DIRECTIONS :: Search the listing below for the word "Soekarno", and copy every line in which it turns up.

PROVIDED RECORDS ::

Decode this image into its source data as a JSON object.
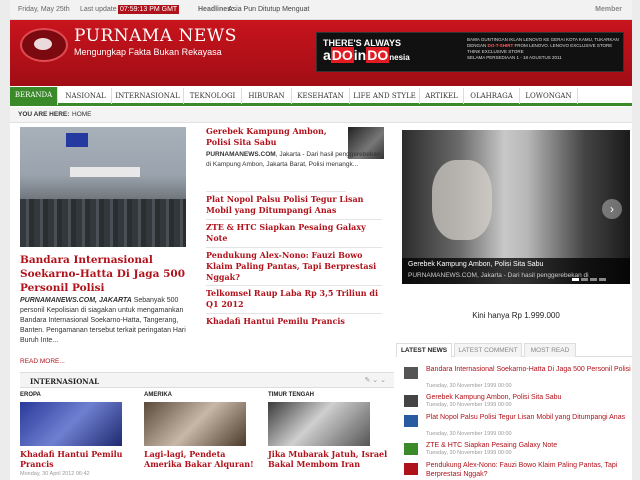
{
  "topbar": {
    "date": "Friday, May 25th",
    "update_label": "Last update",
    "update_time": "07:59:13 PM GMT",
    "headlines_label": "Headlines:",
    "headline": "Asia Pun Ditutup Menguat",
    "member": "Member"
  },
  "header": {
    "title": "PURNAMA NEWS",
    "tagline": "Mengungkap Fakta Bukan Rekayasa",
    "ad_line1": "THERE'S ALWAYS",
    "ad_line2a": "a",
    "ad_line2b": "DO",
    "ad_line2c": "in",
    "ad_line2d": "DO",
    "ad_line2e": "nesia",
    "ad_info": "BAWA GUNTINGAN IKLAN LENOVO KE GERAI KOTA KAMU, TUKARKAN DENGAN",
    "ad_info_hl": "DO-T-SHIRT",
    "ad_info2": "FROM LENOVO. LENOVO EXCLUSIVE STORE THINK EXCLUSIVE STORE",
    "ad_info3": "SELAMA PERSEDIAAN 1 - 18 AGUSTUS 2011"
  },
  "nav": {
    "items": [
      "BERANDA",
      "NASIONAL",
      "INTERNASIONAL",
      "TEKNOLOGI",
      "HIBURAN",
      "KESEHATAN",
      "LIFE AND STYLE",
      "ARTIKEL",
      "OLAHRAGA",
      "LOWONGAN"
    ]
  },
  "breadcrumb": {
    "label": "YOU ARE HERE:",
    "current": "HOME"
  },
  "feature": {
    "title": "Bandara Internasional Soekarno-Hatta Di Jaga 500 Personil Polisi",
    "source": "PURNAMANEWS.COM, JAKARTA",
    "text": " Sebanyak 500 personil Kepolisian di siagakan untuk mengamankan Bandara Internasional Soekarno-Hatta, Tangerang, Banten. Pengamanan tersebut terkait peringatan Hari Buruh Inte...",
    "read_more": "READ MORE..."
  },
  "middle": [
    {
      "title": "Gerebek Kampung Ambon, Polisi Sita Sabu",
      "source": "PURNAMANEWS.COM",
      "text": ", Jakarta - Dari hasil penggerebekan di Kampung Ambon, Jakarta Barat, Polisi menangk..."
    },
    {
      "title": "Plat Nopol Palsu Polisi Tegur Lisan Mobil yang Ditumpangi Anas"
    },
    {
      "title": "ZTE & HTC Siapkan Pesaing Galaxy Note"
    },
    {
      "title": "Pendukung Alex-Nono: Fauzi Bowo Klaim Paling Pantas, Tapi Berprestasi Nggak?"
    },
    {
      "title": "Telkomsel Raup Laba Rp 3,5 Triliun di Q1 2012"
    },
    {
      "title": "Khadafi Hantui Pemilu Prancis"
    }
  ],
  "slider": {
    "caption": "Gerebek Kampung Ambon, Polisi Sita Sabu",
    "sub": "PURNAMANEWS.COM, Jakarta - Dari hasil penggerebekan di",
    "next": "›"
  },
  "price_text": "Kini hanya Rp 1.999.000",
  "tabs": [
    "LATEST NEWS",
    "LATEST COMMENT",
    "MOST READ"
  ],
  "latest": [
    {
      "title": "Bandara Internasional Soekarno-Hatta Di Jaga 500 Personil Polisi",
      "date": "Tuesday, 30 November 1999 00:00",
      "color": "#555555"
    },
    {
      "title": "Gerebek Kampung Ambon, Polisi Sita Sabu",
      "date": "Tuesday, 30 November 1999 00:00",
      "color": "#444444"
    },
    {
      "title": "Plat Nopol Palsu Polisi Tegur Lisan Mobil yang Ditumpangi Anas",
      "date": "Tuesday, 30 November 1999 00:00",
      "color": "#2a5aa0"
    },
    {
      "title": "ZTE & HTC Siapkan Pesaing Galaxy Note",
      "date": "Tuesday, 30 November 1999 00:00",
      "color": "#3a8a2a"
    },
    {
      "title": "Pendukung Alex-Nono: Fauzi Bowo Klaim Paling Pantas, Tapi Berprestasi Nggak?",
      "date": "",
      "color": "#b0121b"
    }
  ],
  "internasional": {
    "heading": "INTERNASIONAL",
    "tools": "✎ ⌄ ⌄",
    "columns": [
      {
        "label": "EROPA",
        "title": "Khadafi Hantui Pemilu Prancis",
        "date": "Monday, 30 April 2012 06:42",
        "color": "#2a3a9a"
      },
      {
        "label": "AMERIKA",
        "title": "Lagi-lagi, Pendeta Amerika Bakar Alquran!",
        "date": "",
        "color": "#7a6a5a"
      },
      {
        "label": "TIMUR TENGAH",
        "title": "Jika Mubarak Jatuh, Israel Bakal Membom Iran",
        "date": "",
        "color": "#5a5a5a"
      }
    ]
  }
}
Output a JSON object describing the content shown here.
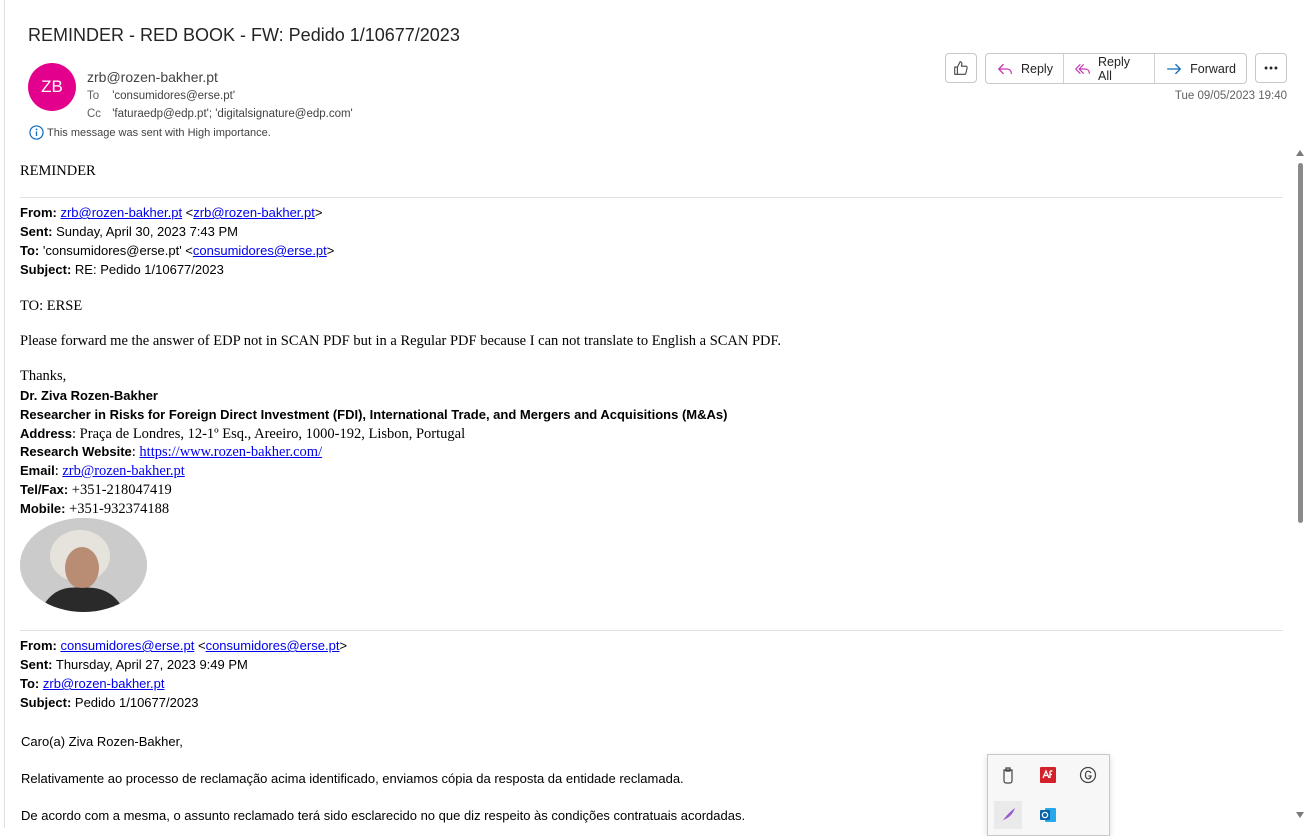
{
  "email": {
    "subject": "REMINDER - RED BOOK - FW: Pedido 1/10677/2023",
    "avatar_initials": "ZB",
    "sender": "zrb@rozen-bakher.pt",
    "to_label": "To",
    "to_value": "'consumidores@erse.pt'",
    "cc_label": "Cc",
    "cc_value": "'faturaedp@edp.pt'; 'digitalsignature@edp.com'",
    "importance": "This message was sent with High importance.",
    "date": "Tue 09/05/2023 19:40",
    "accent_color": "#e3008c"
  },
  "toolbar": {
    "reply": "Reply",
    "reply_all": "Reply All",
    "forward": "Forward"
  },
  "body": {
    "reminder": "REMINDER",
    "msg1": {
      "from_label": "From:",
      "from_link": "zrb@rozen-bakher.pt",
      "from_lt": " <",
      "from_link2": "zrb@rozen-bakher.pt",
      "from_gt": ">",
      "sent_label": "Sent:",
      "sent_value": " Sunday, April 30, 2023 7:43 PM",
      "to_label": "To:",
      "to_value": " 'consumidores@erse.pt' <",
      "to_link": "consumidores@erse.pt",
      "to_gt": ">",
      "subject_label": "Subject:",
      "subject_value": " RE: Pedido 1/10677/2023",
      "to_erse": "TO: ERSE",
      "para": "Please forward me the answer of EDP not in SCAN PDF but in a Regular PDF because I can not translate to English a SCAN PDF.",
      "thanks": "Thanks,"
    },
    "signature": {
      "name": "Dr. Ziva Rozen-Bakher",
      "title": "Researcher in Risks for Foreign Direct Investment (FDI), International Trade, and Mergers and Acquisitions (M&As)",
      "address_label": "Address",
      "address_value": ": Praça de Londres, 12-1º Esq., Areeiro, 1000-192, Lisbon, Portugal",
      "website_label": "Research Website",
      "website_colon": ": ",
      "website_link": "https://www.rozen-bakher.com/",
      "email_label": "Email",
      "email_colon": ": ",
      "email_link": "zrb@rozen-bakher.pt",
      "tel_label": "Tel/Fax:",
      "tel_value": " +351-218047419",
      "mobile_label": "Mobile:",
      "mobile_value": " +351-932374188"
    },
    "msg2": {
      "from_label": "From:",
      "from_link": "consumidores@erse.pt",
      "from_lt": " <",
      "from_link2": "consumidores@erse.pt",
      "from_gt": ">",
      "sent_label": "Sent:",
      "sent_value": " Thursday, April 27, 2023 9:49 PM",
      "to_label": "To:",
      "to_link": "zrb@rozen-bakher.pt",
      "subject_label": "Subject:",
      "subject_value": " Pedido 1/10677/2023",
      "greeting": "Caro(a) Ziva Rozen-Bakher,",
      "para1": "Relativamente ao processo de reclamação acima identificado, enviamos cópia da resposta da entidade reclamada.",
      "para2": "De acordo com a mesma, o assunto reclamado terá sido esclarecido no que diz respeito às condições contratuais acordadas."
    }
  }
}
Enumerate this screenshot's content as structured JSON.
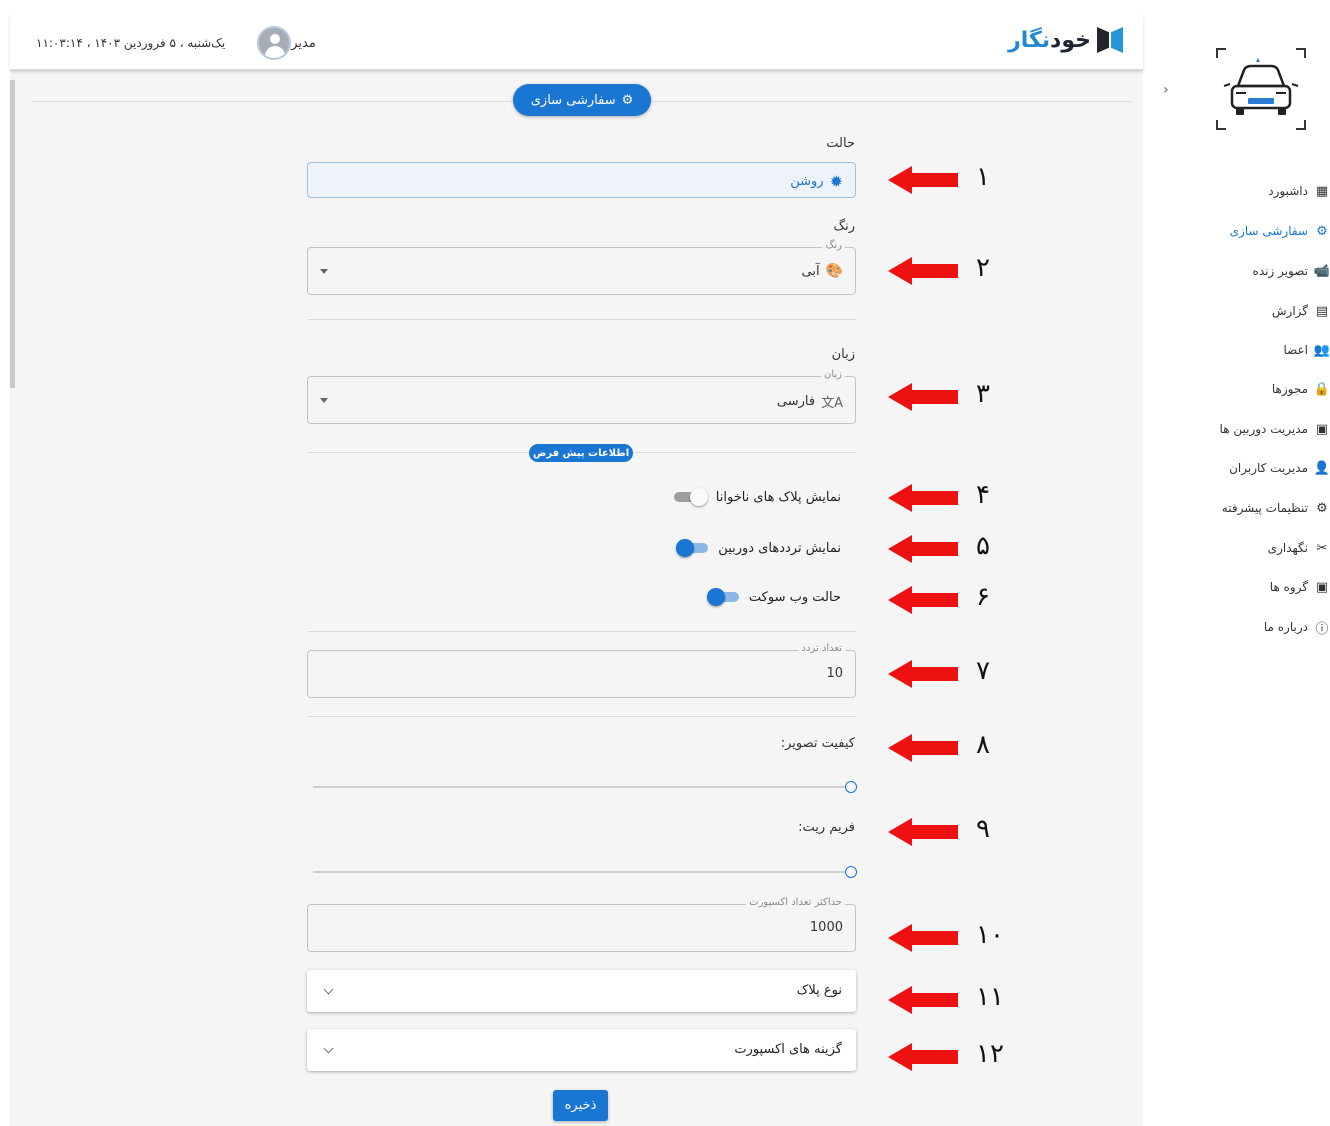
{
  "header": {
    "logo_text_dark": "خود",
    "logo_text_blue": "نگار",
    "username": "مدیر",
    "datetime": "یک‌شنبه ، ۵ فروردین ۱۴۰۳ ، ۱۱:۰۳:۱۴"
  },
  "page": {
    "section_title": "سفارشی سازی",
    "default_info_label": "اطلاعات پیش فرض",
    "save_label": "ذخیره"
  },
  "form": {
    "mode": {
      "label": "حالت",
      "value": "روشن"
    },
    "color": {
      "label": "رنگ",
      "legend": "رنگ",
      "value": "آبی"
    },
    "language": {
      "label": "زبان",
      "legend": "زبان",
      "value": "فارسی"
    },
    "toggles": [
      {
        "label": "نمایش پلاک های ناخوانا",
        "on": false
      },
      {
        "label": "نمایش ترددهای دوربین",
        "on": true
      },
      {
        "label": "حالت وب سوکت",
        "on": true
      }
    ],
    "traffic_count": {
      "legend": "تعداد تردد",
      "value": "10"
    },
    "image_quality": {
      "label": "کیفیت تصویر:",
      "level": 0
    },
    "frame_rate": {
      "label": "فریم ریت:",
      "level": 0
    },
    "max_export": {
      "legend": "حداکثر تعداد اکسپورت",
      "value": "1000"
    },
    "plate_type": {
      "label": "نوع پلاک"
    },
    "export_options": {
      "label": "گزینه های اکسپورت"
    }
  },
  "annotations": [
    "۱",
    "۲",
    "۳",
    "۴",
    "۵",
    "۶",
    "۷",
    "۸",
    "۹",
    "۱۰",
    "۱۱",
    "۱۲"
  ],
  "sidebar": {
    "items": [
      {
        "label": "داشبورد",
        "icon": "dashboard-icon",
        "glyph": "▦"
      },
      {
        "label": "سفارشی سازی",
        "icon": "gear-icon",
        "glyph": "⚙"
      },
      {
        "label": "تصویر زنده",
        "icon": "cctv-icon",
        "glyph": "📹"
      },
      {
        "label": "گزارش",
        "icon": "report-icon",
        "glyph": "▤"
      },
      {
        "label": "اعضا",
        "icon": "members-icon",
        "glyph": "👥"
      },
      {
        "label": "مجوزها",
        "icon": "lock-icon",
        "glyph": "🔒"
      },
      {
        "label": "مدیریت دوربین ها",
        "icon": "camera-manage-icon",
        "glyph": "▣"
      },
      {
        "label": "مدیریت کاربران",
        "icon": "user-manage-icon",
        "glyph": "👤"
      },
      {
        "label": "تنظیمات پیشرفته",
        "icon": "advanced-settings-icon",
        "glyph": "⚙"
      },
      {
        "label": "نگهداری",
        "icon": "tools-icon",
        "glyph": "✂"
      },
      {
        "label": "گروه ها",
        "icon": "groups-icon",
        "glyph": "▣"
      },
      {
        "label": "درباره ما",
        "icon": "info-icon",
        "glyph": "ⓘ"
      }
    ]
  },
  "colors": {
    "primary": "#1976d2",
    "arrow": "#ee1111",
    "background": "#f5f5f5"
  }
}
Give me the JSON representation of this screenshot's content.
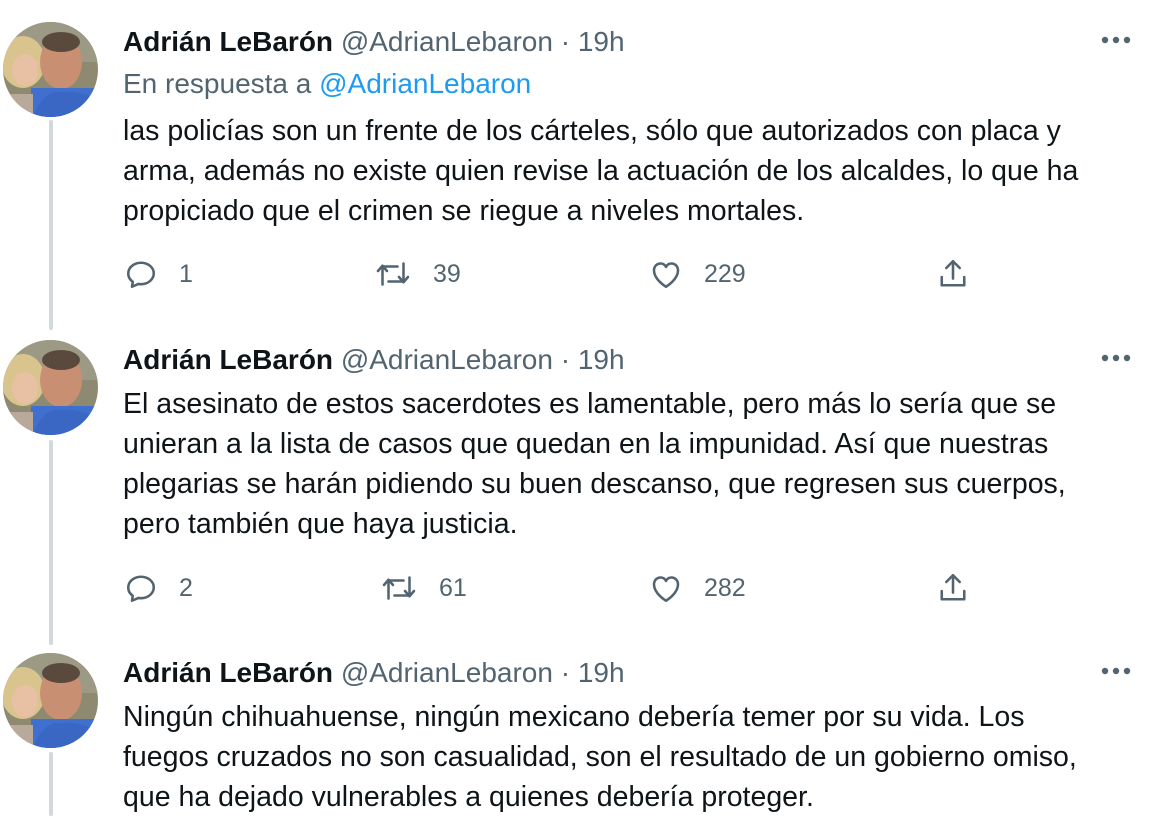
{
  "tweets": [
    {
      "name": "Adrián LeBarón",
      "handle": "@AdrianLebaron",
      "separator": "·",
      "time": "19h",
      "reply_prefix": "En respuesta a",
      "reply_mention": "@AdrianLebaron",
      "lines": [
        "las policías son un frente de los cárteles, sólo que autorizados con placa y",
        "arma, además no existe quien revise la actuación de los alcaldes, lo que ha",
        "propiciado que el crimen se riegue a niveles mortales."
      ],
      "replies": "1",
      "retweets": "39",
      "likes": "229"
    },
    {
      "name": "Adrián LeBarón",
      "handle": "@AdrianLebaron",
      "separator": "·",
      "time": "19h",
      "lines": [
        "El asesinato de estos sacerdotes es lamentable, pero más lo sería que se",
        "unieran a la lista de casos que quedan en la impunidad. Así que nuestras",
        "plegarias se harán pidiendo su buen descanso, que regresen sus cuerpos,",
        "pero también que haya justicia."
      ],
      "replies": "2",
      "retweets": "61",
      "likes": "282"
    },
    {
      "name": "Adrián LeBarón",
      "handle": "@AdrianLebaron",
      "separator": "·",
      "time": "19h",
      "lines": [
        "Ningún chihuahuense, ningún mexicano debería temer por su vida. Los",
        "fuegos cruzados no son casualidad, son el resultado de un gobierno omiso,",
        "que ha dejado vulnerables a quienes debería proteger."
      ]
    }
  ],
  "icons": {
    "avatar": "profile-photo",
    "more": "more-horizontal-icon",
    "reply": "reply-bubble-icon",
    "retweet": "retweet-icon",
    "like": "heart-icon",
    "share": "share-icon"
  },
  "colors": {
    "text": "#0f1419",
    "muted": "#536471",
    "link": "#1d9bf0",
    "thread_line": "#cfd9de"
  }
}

EXERCISE RESULT ::
    "title": "Bandara Internasional Soekarno-Hatta Di Jaga 500 Personil Polisi",
    "text": " Sebanyak 500 personil Kepolisian di siagakan untuk mengamankan Bandara Internasional Soekarno-Hatta, Tangerang, Banten. Pengamanan tersebut terkait peringatan Hari Buruh Inte...",
      "title": "Bandara Internasional Soekarno-Hatta Di Jaga 500 Personil Polisi",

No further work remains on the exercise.